Over the last three months, teams across Mass General Brigham (MGB) and the Brigham have been planning to ensure we can effectively and safely care for patients during a surge. Plans address how we will adjust our operations when patient levels reach 25 percent, 50 percent or 100 percent of our peak patient level during the initial surge, which at the Brigham was 197 inpatients.

This week, Kate Evangelista, DNP, CRNA, NEA-BC, associate chief nursing officer for Perioperative Areas, Hugh Flanagan, MD, executive medical director of Anesthesiology, Perioperative and Pain Medicine, and David Keyes, director of Administration and Finance, share details about our plans for the Operating Room (OR) and Procedural teams.

What are you anticipating will be the key challenges for OR and Procedural teams if we get a second surge?

From left: Kate Evangelista, Hugh Flanagan and David Keyes

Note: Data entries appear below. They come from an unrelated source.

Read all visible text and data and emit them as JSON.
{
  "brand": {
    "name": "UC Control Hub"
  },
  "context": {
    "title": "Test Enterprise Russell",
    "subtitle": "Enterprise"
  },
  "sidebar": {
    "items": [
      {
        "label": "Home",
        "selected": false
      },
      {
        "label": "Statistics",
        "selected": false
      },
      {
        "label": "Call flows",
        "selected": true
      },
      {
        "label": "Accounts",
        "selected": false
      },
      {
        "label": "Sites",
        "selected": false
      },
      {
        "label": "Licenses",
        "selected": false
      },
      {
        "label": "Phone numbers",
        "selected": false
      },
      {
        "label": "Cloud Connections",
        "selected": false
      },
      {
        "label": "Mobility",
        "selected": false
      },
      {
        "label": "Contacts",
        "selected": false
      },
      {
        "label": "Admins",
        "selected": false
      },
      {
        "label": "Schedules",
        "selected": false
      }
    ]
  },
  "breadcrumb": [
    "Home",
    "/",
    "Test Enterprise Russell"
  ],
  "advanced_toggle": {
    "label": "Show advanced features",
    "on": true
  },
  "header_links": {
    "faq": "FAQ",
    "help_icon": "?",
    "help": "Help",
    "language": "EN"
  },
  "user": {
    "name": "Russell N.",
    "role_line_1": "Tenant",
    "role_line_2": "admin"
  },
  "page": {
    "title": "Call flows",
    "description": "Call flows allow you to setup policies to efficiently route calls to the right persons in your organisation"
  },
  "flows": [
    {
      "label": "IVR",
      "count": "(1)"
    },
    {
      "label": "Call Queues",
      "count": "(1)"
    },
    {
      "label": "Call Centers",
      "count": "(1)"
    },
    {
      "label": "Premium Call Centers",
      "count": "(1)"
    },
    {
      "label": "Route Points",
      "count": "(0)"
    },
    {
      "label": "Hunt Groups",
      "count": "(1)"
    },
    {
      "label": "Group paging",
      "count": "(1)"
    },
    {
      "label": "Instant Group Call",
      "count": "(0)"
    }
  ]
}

Flanagan: Our goal is to continue taking care of our surgical and procedural patients throughout a second surge so that they do not need to delay access to care. We anticipate two challenges here. First, patients may be reluctant to come into the hospital for care due to fear of contracting COVID-19. Maintaining patient confidence will be very important. This is where our Safe Care Commitment can make a real difference.

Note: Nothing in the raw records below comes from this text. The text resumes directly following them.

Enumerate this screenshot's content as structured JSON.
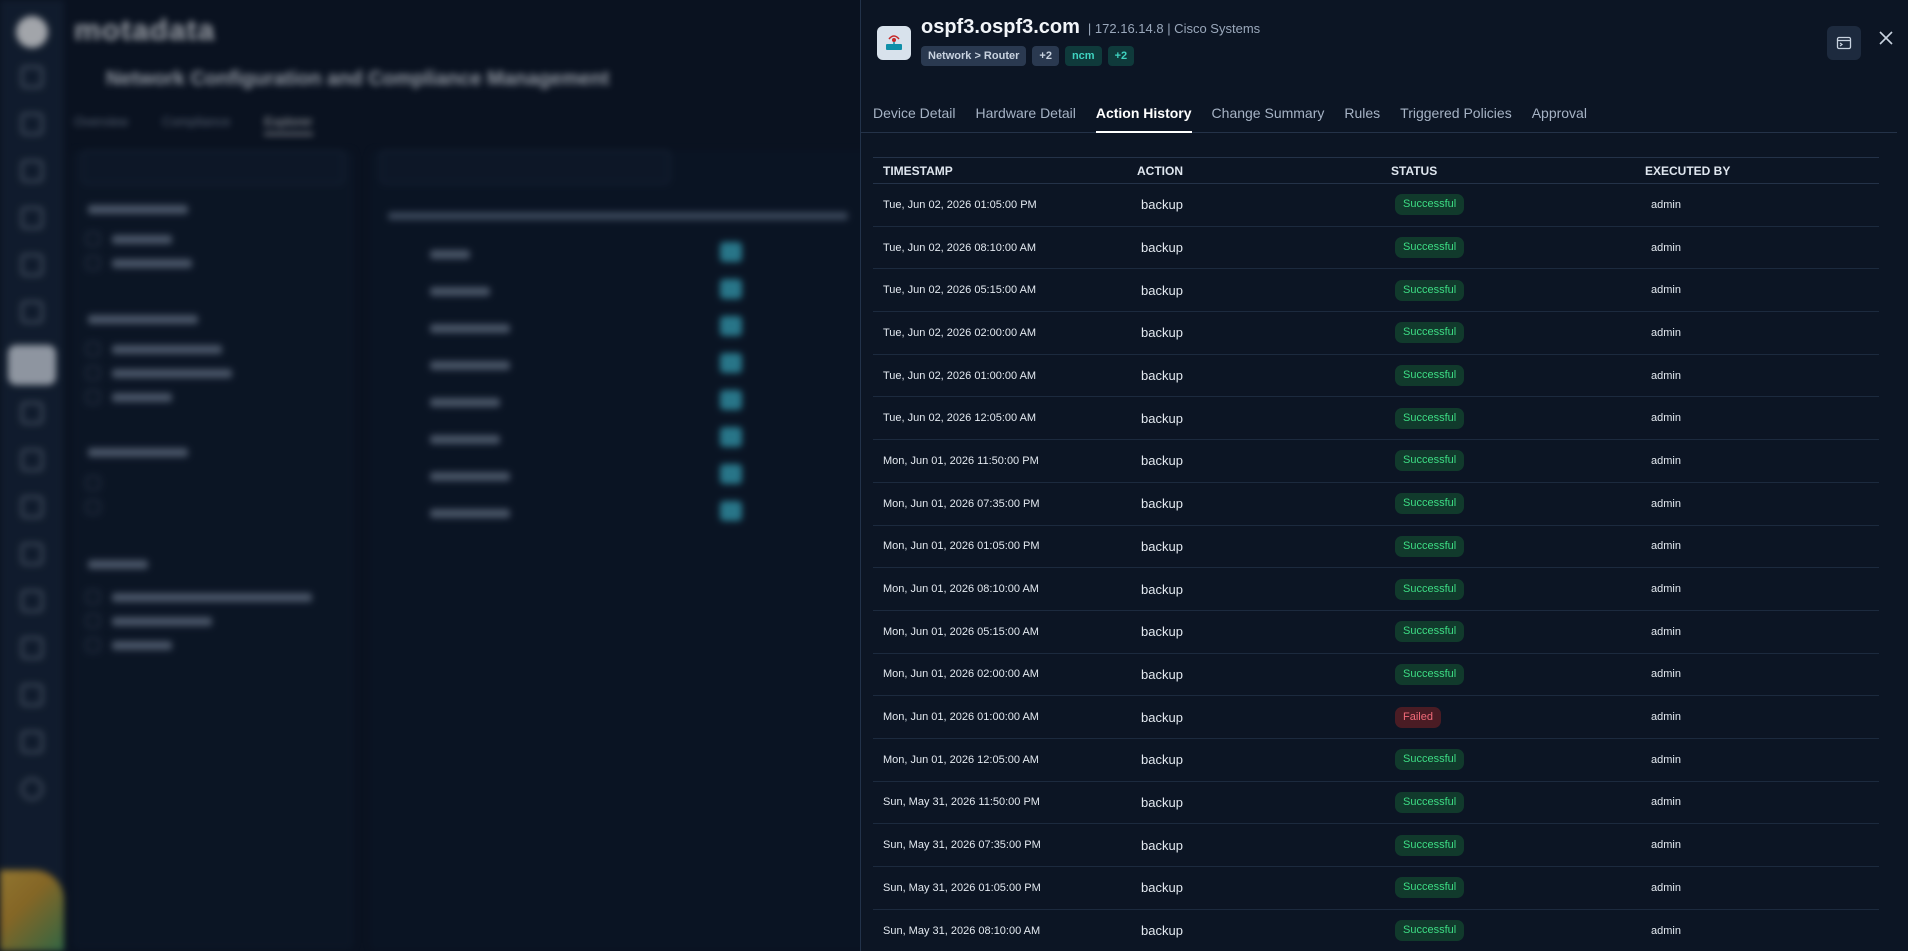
{
  "background": {
    "brand": "motadata",
    "page_title": "Network Configuration and Compliance Management",
    "tabs": [
      "Overview",
      "Compliance",
      "Explorer"
    ]
  },
  "drawer": {
    "device_name": "ospf3.ospf3.com",
    "device_meta": "| 172.16.14.8 | Cisco Systems",
    "tags": [
      {
        "label": "Network > Router",
        "style": "gray"
      },
      {
        "label": "+2",
        "style": "gray"
      },
      {
        "label": "ncm",
        "style": "teal"
      },
      {
        "label": "+2",
        "style": "teal"
      }
    ],
    "tabs": [
      "Device Detail",
      "Hardware Detail",
      "Action History",
      "Change Summary",
      "Rules",
      "Triggered Policies",
      "Approval"
    ],
    "active_tab": "Action History",
    "table": {
      "headers": [
        "TIMESTAMP",
        "ACTION",
        "STATUS",
        "EXECUTED BY"
      ],
      "rows": [
        {
          "timestamp": "Tue, Jun 02, 2026 01:05:00 PM",
          "action": "backup",
          "status": "Successful",
          "by": "admin"
        },
        {
          "timestamp": "Tue, Jun 02, 2026 08:10:00 AM",
          "action": "backup",
          "status": "Successful",
          "by": "admin"
        },
        {
          "timestamp": "Tue, Jun 02, 2026 05:15:00 AM",
          "action": "backup",
          "status": "Successful",
          "by": "admin"
        },
        {
          "timestamp": "Tue, Jun 02, 2026 02:00:00 AM",
          "action": "backup",
          "status": "Successful",
          "by": "admin"
        },
        {
          "timestamp": "Tue, Jun 02, 2026 01:00:00 AM",
          "action": "backup",
          "status": "Successful",
          "by": "admin"
        },
        {
          "timestamp": "Tue, Jun 02, 2026 12:05:00 AM",
          "action": "backup",
          "status": "Successful",
          "by": "admin"
        },
        {
          "timestamp": "Mon, Jun 01, 2026 11:50:00 PM",
          "action": "backup",
          "status": "Successful",
          "by": "admin"
        },
        {
          "timestamp": "Mon, Jun 01, 2026 07:35:00 PM",
          "action": "backup",
          "status": "Successful",
          "by": "admin"
        },
        {
          "timestamp": "Mon, Jun 01, 2026 01:05:00 PM",
          "action": "backup",
          "status": "Successful",
          "by": "admin"
        },
        {
          "timestamp": "Mon, Jun 01, 2026 08:10:00 AM",
          "action": "backup",
          "status": "Successful",
          "by": "admin"
        },
        {
          "timestamp": "Mon, Jun 01, 2026 05:15:00 AM",
          "action": "backup",
          "status": "Successful",
          "by": "admin"
        },
        {
          "timestamp": "Mon, Jun 01, 2026 02:00:00 AM",
          "action": "backup",
          "status": "Successful",
          "by": "admin"
        },
        {
          "timestamp": "Mon, Jun 01, 2026 01:00:00 AM",
          "action": "backup",
          "status": "Failed",
          "by": "admin"
        },
        {
          "timestamp": "Mon, Jun 01, 2026 12:05:00 AM",
          "action": "backup",
          "status": "Successful",
          "by": "admin"
        },
        {
          "timestamp": "Sun, May 31, 2026 11:50:00 PM",
          "action": "backup",
          "status": "Successful",
          "by": "admin"
        },
        {
          "timestamp": "Sun, May 31, 2026 07:35:00 PM",
          "action": "backup",
          "status": "Successful",
          "by": "admin"
        },
        {
          "timestamp": "Sun, May 31, 2026 01:05:00 PM",
          "action": "backup",
          "status": "Successful",
          "by": "admin"
        },
        {
          "timestamp": "Sun, May 31, 2026 08:10:00 AM",
          "action": "backup",
          "status": "Successful",
          "by": "admin"
        }
      ]
    }
  },
  "icons": {
    "device": "router-icon",
    "terminal": "terminal-icon",
    "close": "close-icon"
  }
}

Keyes: Second, we’ll be challenged by the need to balance our resources to care for COVID and non-COVID patients. We have specialized staff in the ORs and procedural areas who are well-equipped to take care of COVID patients, but are also essential for treating our surgical and procedural patients. We’ll work closely with our inpatient leadership team to accommodate both patient populations.

What are the key lessons we learned during the initial surge that have influenced our planning for a second surge?

Evangelista: The initial surge reminded us that the Brigham is full of brilliant, dedicated teams who are great in a crisis. Our surgical teams identified patients who needed to be treated as soon as possible. Our infection control experts helped us create improved protocols for taking care of those patients, regardless of COVID status. And our Materials Management team monitored supply levels to contribute to the safest possible environment for everyone in our community. We truly were stronger together.

Keyes: One of the reasons we decreased surgical volume during the initial surge was to conserve PPE. We are feeling more confident in our supply chain at this time. One of the things that was clear during the initial surge was how important it is to make decisions based on data and the advice of knowledgeable experts. This will be equally important during a second surge.

What is most important for all Brigham staff to know about the second surge plan for OR/Procedural?

Flanagan: Many of our patients need to come to the Brigham because of our expertise and the severity of their illness. Delaying care could be harmful to their health. So, our plan is focused on helping them feel safe enough to come for the surgery or procedure they need, and then deliver that treatment in a safe and caring environment.

Evangelista: Our surge plan includes robust and transparent communications at both the local and hospital level to reach out to our patients and staff to address their concerns and questions. It also includes protocols and competencies for patient care that were developed and refined during the initial surge. We are confident that this plan will enable us to safely care for our surgical and procedural patients should we experience another surge.